An Experimental Investigation of Varied IGV Stagger Angle Effects on a High-Pressure Compressor
The focus of this work was to characterize the overall performance effects due to altering the stagger angle of a variable inlet guide vane (VIGV) on a multistage axial compressor. Data were collected from the Purdue three-stage axial compressor (P3S). The stagger angle from the VIGV was varied thrice from the baseline configuration in increments of 5 degrees resulting in four configurations with angles of 4 deg, 9 deg, 14 deg, and 19, where the baseline configuration was 9 degrees.

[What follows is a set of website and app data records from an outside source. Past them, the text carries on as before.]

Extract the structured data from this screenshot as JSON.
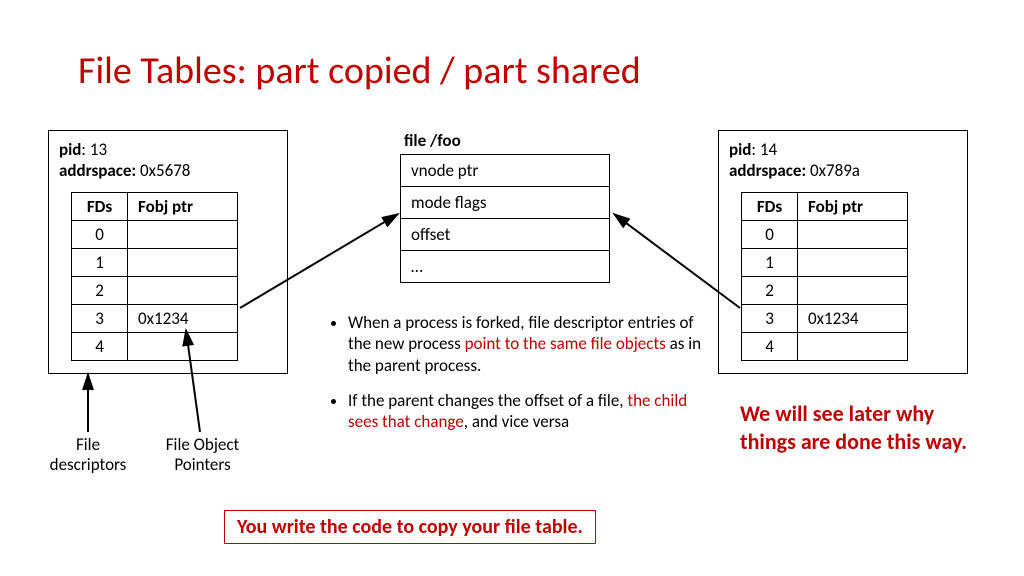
{
  "title": "File Tables: part copied / part shared",
  "proc_left": {
    "pid_label": "pid",
    "pid": "13",
    "addr_label": "addrspace:",
    "addr": "0x5678",
    "h1": "FDs",
    "h2": "Fobj ptr",
    "rows": [
      {
        "fd": "0",
        "ptr": ""
      },
      {
        "fd": "1",
        "ptr": ""
      },
      {
        "fd": "2",
        "ptr": ""
      },
      {
        "fd": "3",
        "ptr": "0x1234"
      },
      {
        "fd": "4",
        "ptr": ""
      }
    ]
  },
  "proc_right": {
    "pid_label": "pid",
    "pid": "14",
    "addr_label": "addrspace:",
    "addr": "0x789a",
    "h1": "FDs",
    "h2": "Fobj ptr",
    "rows": [
      {
        "fd": "0",
        "ptr": ""
      },
      {
        "fd": "1",
        "ptr": ""
      },
      {
        "fd": "2",
        "ptr": ""
      },
      {
        "fd": "3",
        "ptr": "0x1234"
      },
      {
        "fd": "4",
        "ptr": ""
      }
    ]
  },
  "file_box": {
    "label": "file /foo",
    "rows": [
      "vnode ptr",
      "mode flags",
      "offset",
      "…"
    ]
  },
  "bullets": {
    "b1a": "When a process is forked,  file descriptor entries of the new process ",
    "b1b": "point to the same file objects",
    "b1c": " as in the parent process.",
    "b2a": "If the parent changes the offset of a file, ",
    "b2b": "the child sees that change",
    "b2c": ", and vice versa"
  },
  "note": "We will see later why things are done this way.",
  "callout": "You write the code to copy your file table.",
  "annot": {
    "fd": "File descriptors",
    "ptr": "File Object Pointers"
  }
}
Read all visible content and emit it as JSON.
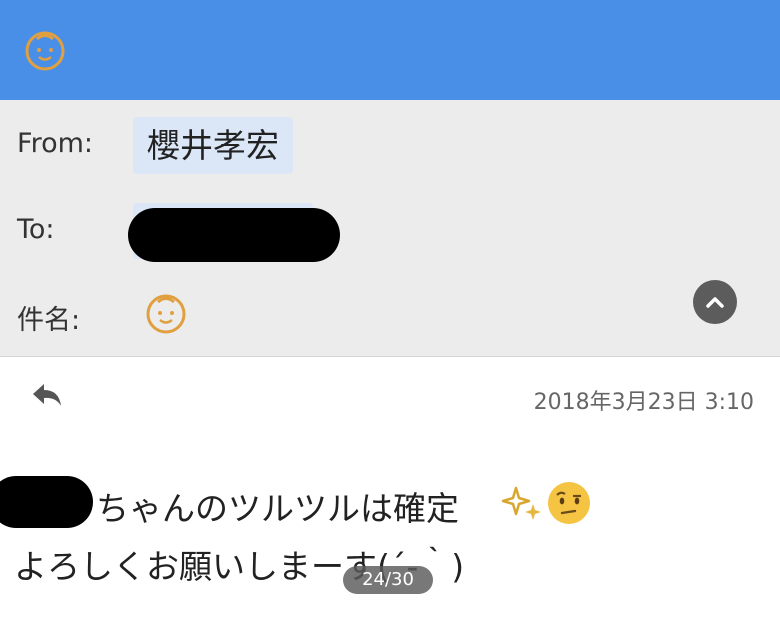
{
  "header": {
    "app_icon": "baby-face-icon",
    "from_label": "From:",
    "from_value": "櫻井孝宏",
    "to_label": "To:",
    "subject_label": "件名:",
    "subject_icon": "baby-face-icon",
    "collapse_icon": "chevron-up-icon"
  },
  "message": {
    "reply_icon": "reply-arrow-icon",
    "date": "2018年3月23日 3:10",
    "line1": "ちゃんのツルツルは確定",
    "line1_emojis": [
      "sparkles-icon",
      "face-with-raised-eyebrow-icon"
    ],
    "line2": "よろしくお願いしまーす(´-｀)"
  },
  "page_indicator": "24/30",
  "colors": {
    "topbar": "#4a8fe7",
    "icon_orange": "#e0a040",
    "chip_blue": "#dbe6f7"
  }
}
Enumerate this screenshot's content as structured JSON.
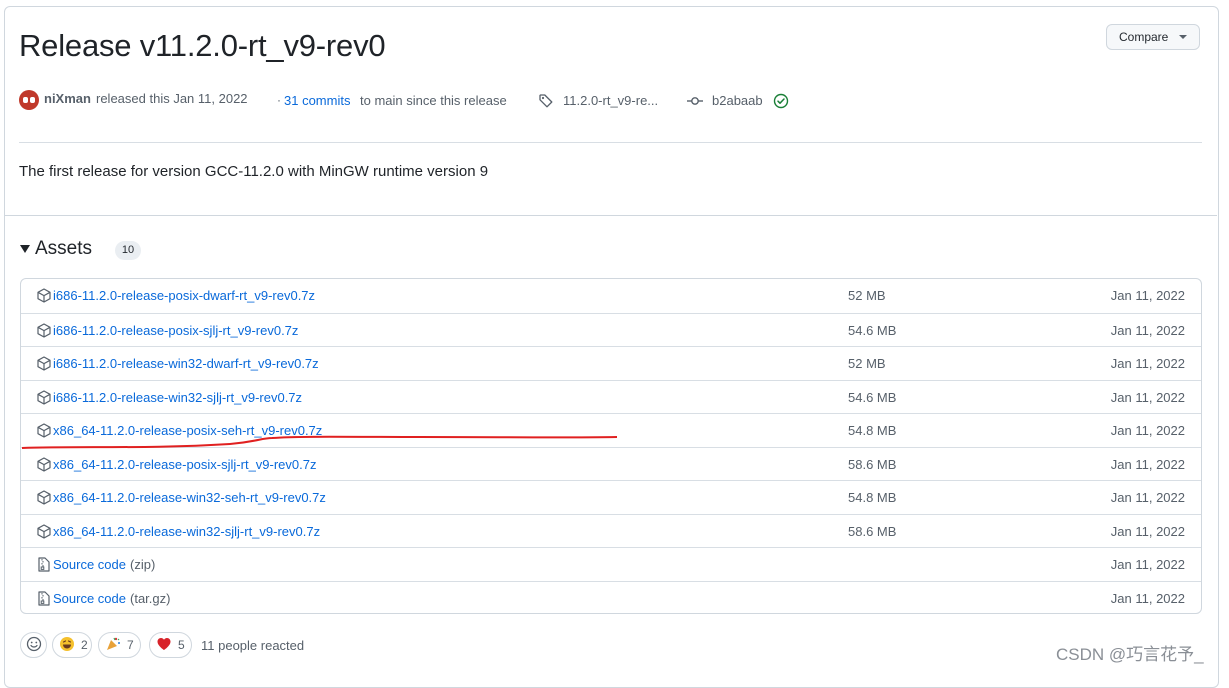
{
  "release": {
    "title": "Release v11.2.0-rt_v9-rev0",
    "compare_label": "Compare",
    "author": "niXman",
    "released_text": "released this Jan 11, 2022",
    "dot": "·",
    "commits_link": "31 commits",
    "commits_rest": "to main since this release",
    "tag": "11.2.0-rt_v9-re...",
    "commit": "b2abaab",
    "description": "The first release for version GCC-11.2.0 with MinGW runtime version 9"
  },
  "assets": {
    "label": "Assets",
    "count": "10",
    "items": [
      {
        "name": "i686-11.2.0-release-posix-dwarf-rt_v9-rev0.7z",
        "size": "52 MB",
        "date": "Jan 11, 2022",
        "icon": "package-icon"
      },
      {
        "name": "i686-11.2.0-release-posix-sjlj-rt_v9-rev0.7z",
        "size": "54.6 MB",
        "date": "Jan 11, 2022",
        "icon": "package-icon"
      },
      {
        "name": "i686-11.2.0-release-win32-dwarf-rt_v9-rev0.7z",
        "size": "52 MB",
        "date": "Jan 11, 2022",
        "icon": "package-icon"
      },
      {
        "name": "i686-11.2.0-release-win32-sjlj-rt_v9-rev0.7z",
        "size": "54.6 MB",
        "date": "Jan 11, 2022",
        "icon": "package-icon"
      },
      {
        "name": "x86_64-11.2.0-release-posix-seh-rt_v9-rev0.7z",
        "size": "54.8 MB",
        "date": "Jan 11, 2022",
        "icon": "package-icon"
      },
      {
        "name": "x86_64-11.2.0-release-posix-sjlj-rt_v9-rev0.7z",
        "size": "58.6 MB",
        "date": "Jan 11, 2022",
        "icon": "package-icon"
      },
      {
        "name": "x86_64-11.2.0-release-win32-seh-rt_v9-rev0.7z",
        "size": "54.8 MB",
        "date": "Jan 11, 2022",
        "icon": "package-icon"
      },
      {
        "name": "x86_64-11.2.0-release-win32-sjlj-rt_v9-rev0.7z",
        "size": "58.6 MB",
        "date": "Jan 11, 2022",
        "icon": "package-icon"
      },
      {
        "name": "Source code",
        "paren": "(zip)",
        "size": "",
        "date": "Jan 11, 2022",
        "icon": "file-zip-icon"
      },
      {
        "name": "Source code",
        "paren": "(tar.gz)",
        "size": "",
        "date": "Jan 11, 2022",
        "icon": "file-zip-icon"
      }
    ]
  },
  "reactions": {
    "laugh_count": "2",
    "hooray_count": "7",
    "heart_count": "5",
    "summary": "11 people reacted"
  },
  "watermark": "CSDN @巧言花予_",
  "colors": {
    "link": "#0969da",
    "annotation_red": "#e02020",
    "verified_green": "#1a7f37"
  }
}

Compressor performance data were collected and analyzed for each stagger angle configuration along three corrected speeds (68%, 80%, 100%). Each speedline consisted of approximately six loading conditions for which the corrected mass flow rate was matched for each configuration to allow for a basis of comparison among the configurations. Stalling mass flow rates and stall inception were also investigated. Total pressure and total temperature rakes were installed throughout the compressor to investigate the performance at interstage locations for each loading condition. In addition to the rakes, static pressure taps were distributed along the compressor and unsteady pressure measurements were distributed circumferentially. Capacitance probes were installed over each of the three rotors to evaluate rotor tip clearance measurements during the tests. The effects of the stagger angle on the stability margin of the compressor were also characterized. Each speedline presented, thus, includes a representative stall point in addition to the six loading conditions where detailed flow field traverses were conducted.
The results of this investigation showed that while the total pressure ratio (TPR) increased as the stagger angle decreased, the stability margin was reduced. The opposite trend was observed with a decrease in overall TPR across the compressor and an increase in stability margin for increased stagger angles. Based on findings from previous authors, this trend was anticipated. A similar metric for monitoring compressor performance is isentropic efficiency. This investigation utilized both temperature-based and torque-based isentropic efficiency. The greatest effect of the VIGV stagger angle on compressor isentropic efficiency occurred at the lowest loading conditions, and there was no discernible impact on isentropic efficiency at high loading conditions for this case. As VIGVs typically have the greatest impact on off-design conditions, this trend was expected. The varied stagger angle configurations had no discernible effect on the type of stall inception mechanism experienced by the compressor. The primary effect on stall that was consistent across the configurations was a noticeable increase in the duration and strength of modal oscillations present throughout the compressor with increased stagger angles, indicating an increase in stability.
The data collected and presented herein provide a unique, robust dataset to improve understanding of the effects of changing stagger angles on variable inlet guide vanes on multistage axial compressors. These data correspondingly provide a unique training set and validation method for predictive technology.
- Master of Science
- Aeronautics and Astronautics
- West Lafayette